- What to do -
Go through the records and extract every line with the word "this".

- Available data -
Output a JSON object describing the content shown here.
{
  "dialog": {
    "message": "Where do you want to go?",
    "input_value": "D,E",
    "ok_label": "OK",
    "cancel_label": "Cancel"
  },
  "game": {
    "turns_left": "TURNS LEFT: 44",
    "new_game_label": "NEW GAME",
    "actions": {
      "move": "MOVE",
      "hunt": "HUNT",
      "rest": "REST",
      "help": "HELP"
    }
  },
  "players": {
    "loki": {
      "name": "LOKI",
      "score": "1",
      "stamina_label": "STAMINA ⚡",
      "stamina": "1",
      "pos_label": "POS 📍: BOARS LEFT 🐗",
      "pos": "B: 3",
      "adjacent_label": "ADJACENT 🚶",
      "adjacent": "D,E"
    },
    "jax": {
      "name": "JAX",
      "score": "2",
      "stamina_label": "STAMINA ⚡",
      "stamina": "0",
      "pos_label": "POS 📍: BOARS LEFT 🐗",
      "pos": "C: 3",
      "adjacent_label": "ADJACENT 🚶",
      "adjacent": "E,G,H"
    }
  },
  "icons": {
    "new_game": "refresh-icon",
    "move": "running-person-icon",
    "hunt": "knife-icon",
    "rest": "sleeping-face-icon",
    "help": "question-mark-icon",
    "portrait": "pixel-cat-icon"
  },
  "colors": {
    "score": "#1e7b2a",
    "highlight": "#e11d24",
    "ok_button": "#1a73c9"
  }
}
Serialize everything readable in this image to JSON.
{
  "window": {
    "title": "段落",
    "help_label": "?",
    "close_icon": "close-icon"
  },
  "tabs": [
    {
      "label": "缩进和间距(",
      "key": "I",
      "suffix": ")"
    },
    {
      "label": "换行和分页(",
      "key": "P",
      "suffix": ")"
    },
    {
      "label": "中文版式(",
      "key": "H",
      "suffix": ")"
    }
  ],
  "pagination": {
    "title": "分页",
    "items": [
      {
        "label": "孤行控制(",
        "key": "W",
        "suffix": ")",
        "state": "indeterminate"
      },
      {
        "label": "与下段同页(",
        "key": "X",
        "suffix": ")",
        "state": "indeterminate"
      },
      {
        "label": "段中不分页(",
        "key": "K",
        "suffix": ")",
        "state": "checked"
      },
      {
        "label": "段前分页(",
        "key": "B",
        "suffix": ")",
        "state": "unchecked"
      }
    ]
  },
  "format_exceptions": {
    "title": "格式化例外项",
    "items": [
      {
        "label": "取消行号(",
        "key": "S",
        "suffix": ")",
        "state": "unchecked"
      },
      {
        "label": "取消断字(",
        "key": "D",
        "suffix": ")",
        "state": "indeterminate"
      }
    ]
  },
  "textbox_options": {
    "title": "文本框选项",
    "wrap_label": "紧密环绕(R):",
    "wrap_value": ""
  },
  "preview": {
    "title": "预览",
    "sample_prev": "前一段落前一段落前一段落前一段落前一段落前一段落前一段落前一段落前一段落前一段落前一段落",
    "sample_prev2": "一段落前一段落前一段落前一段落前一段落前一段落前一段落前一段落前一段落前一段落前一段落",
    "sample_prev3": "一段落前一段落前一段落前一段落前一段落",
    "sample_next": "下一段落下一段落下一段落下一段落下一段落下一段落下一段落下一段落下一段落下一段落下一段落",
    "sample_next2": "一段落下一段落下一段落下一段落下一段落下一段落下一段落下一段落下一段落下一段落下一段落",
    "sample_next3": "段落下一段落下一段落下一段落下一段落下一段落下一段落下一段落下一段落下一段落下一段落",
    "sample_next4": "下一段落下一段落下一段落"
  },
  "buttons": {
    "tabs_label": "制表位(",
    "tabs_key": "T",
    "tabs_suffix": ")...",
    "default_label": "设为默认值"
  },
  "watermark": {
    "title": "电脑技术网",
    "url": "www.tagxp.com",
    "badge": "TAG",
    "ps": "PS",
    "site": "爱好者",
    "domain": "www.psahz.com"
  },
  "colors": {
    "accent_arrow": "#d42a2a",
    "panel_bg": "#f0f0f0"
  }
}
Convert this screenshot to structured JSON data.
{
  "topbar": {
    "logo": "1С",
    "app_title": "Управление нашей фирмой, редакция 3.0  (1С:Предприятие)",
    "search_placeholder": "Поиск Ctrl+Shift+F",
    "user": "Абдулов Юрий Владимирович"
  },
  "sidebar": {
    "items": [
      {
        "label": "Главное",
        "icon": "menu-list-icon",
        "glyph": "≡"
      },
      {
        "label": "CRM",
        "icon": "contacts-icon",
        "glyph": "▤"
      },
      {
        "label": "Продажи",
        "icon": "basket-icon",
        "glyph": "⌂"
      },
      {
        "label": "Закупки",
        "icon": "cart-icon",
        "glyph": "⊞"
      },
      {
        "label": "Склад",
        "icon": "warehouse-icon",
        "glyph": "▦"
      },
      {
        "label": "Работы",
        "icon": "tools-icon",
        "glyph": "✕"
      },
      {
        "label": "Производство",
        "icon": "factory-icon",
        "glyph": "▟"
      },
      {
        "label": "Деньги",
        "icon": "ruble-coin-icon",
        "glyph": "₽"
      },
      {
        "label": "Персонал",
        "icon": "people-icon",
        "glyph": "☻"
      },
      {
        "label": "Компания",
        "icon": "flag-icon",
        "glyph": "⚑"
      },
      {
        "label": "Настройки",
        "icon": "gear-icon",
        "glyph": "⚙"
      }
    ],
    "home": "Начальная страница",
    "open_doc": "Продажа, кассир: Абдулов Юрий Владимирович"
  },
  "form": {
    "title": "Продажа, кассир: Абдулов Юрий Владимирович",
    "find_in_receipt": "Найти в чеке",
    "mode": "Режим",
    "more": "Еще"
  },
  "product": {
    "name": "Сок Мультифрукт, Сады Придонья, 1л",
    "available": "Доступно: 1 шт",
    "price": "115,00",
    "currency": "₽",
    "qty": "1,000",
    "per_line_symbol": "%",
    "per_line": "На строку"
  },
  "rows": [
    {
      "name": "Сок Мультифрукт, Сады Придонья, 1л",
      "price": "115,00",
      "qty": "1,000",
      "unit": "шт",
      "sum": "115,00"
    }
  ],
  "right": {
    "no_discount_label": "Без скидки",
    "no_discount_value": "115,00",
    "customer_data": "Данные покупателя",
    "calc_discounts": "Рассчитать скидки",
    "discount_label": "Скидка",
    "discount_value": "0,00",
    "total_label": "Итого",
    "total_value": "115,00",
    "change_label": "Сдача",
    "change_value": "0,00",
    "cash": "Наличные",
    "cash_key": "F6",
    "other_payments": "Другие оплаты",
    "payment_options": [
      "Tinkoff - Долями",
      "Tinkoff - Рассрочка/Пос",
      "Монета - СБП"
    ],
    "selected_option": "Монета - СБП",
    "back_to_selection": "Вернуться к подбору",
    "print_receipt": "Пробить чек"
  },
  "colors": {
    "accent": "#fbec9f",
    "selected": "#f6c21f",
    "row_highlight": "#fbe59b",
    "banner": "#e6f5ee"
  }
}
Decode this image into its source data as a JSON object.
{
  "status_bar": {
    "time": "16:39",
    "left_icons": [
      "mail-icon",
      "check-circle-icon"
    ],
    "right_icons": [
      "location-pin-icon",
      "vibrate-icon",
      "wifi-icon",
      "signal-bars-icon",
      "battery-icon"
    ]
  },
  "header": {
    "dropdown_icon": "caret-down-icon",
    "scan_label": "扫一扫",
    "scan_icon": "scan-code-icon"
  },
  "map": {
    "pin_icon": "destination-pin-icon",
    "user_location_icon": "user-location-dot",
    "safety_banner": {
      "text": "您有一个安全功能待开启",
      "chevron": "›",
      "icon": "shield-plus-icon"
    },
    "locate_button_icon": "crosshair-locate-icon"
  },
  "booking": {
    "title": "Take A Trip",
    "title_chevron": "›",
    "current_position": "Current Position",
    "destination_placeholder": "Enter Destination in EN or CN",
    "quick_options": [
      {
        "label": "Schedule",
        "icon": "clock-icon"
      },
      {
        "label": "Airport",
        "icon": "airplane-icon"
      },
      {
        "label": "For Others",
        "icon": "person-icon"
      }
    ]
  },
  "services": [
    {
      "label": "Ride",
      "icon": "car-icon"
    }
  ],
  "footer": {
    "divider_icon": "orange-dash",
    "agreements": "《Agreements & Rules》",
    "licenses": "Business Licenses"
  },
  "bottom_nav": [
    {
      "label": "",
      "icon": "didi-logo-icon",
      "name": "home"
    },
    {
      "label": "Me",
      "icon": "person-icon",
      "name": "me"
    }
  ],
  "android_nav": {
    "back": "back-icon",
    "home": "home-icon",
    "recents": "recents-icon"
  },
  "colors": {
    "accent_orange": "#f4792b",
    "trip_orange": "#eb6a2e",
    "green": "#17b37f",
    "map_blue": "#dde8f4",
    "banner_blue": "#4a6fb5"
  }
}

- Solution to the problem -
Serialize everything readable in this image to JSON.
Convert this screenshot to structured JSON data.
Decode this image into its source data as a JSON object.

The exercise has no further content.